Council budget cuts are having a mixed impact on children’s social care across the country with some proposing to delete social worker posts, training budgets and administration support but others looking to increase investment.
Councils looking to finalise budgets include Stoke on Trent, which is planning to cut two frontline social worker posts, one social work manager in their referrals team and two social work assistants who assist with caseloads and risk monitoring. In addition, five posts in the administration support team for social workers will go as will one of two quality assurance posts for children’s care placements. The council’s social worker training budget has been slashed by £46,000.
A backlash in the community has meant the council has backtracked on cutting its short breaks for disabled children and closing seven of its 16 children’s centres. Instead it appears to be intending to make deeper cuts to its Think Family intervention project for families in crisis and also its Family Support Network which targets families where previous intervention has failed, although this is being clarified with the council.
Lewisham Council is also planning to make cuts which include cutting one post-adoption social worker and social work assistants working in the referrals team. There will also be a reduction in administration staff. The council is also intending to take at least three children out of residential care placements and move them into foster care. Further savings will be made by no longer paying barristers to represent the council in court but using its own staff instead.
Cardiff Council has also proposed to withdraw a weekend working allowance to social workers. Instead, the proposal is to shift to a more flexible working pattern with days off in-lieu whenever weekends are worked. However, the council’s executive rejected most of the proposed £4.7m savings in the children’s services departments, which would have included massive cuts to all parts of children’s social care.

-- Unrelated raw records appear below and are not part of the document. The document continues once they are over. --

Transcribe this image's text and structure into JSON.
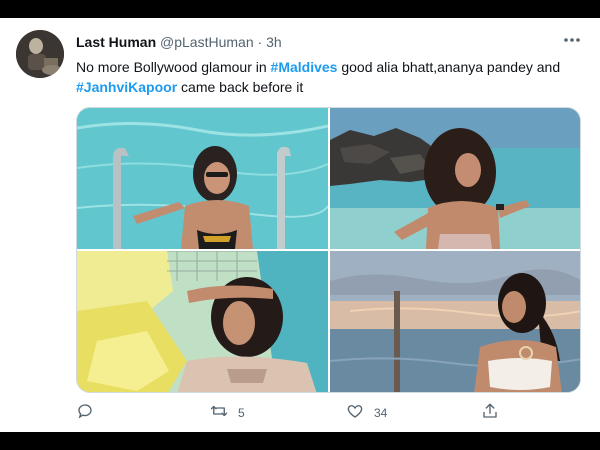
{
  "tweet": {
    "display_name": "Last Human",
    "handle": "@pLastHuman",
    "separator": " · ",
    "time": "3h",
    "more_icon": "more-horizontal-icon",
    "text_parts": {
      "t1": "No more Bollywood glamour in ",
      "tag1": "#Maldives",
      "t2": " good alia bhatt,ananya pandey and ",
      "tag2": "#JanhviKapoor",
      "t3": " came back before it"
    },
    "photos_count": 4,
    "actions": {
      "reply_count": "",
      "retweet_count": "5",
      "like_count": "34",
      "share_count": ""
    }
  },
  "colors": {
    "link": "#1d9bf0",
    "text": "#0f1419",
    "secondary": "#536471",
    "border": "#cfd9de"
  }
}
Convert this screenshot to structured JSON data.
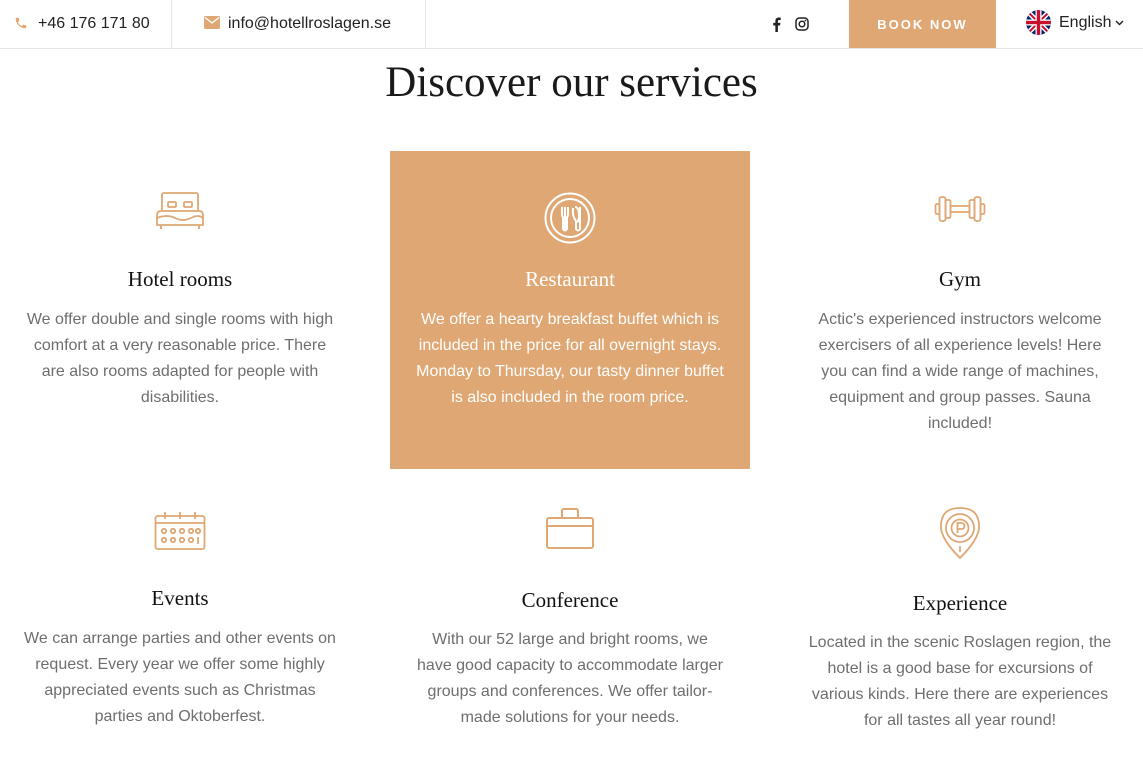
{
  "topbar": {
    "phone": "+46 176 171 80",
    "email": "info@hotellroslagen.se",
    "social": [
      {
        "icon": "facebook-icon",
        "glyph": "f"
      },
      {
        "icon": "instagram-icon"
      }
    ],
    "book_label": "BOOK NOW",
    "language": "English"
  },
  "colors": {
    "accent": "#dfa773",
    "text_muted": "#6e6e6e",
    "heading": "#1a1a1a"
  },
  "page_title": "Discover our services",
  "services": [
    {
      "icon": "bed-icon",
      "title": "Hotel rooms",
      "text": "We offer double and single rooms with high comfort at a very reasonable price. There are also rooms adapted for people with disabilities.",
      "highlighted": false
    },
    {
      "icon": "restaurant-icon",
      "title": "Restaurant",
      "text": "We offer a hearty breakfast buffet which is included in the price for all overnight stays. Monday to Thursday, our tasty dinner buffet is also included in the room price.",
      "highlighted": true
    },
    {
      "icon": "dumbbell-icon",
      "title": "Gym",
      "text": "Actic's experienced instructors welcome exercisers of all experience levels! Here you can find a wide range of machines, equipment and group passes. Sauna included!",
      "highlighted": false
    },
    {
      "icon": "calendar-icon",
      "title": "Events",
      "text": "We can arrange parties and other events on request. Every year we offer some highly appreciated events such as Christmas parties and Oktoberfest.",
      "highlighted": false
    },
    {
      "icon": "briefcase-icon",
      "title": "Conference",
      "text": "With our 52 large and bright rooms, we have good capacity to accommodate larger groups and conferences. We offer tailor-made solutions for your needs.",
      "highlighted": false
    },
    {
      "icon": "map-pin-icon",
      "title": "Experience",
      "text": "Located in the scenic Roslagen region, the hotel is a good base for excursions of various kinds. Here there are experiences for all tastes all year round!",
      "highlighted": false
    }
  ]
}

Manchester and Essex councils have proposed to increase their spending on child protection and looked-after children. Essex is planning to spend an extra £37m. Manchester is planning to increase its budget for looked-after children by more than £6m and increase the number of children’s social workers.
What do you think? Join the debate on CareSpace
Keep up to date with the latest developments in social care. Sign up to our daily and weekly emails